Latte is actually an English word that is a shortened version of the Italian words caffe latte or caffelatte, which mean “milk coffee.” Milk coffee has been consumed in Italy for centuries, but what we think of as lattes are a modern invention.
The American latte may have been invented in Berkley, California, in the 1950s by restaurant owner Lino Meiorin. The public began to notice the drink in Seattle in the 1980s when the modern coffee shop craze began. Today lattes have become a fixture of American life largely due to the phenomenal success of Starbucks.
The latte usually served in the United States is a mixture of steamed milk and espresso coffee. The Italian version is merely a mixture of hot milk and coffee prepared at home. In America, lattes are usually a coffee house drink, but in Italy they are drank at home, usually with breakfast.
Cappuccino actually originated in Austria in the early 19thcentury, where it was called Kapuziner, which meant a coffee drink that contained coffee, cream, spices, and sugar. Cappuccino is simply the Italian term for Kapuziner, so the idea that the drink was named after the capuchin monks is not true.
What we think of as the cappuccino originated in Milan in 1901 when Luigi Bezzera invented the expresso machine, which soon became standard equipment in Europe’s cafes. The modern cappuccino evolved from a mixture of steamed milk and coffee that appeared in Northern Italy in the late 1930s.
Cappuccinos became popular in Italy after World War II when the age of crema (cream), which was ushered in by the introduction of new coffee makers, began and expresso bars became part of the landscape.

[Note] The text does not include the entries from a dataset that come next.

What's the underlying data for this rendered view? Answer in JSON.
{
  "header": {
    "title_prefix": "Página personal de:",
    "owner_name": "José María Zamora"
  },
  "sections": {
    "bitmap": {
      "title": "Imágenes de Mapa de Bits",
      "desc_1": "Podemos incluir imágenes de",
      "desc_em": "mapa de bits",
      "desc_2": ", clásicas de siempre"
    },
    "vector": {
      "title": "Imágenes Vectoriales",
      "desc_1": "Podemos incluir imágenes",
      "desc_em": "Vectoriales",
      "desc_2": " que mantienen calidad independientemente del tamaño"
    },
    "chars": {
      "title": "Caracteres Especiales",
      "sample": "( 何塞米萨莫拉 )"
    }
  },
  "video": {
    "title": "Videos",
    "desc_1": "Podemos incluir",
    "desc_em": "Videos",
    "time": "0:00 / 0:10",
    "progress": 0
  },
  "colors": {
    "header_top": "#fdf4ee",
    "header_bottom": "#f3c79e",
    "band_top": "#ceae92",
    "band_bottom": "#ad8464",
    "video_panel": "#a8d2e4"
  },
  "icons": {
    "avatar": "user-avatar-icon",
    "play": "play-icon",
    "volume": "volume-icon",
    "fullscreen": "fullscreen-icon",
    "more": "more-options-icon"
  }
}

The age of crema reached America in the 1980s with the popularity of chain coffee shops such as Starbucks.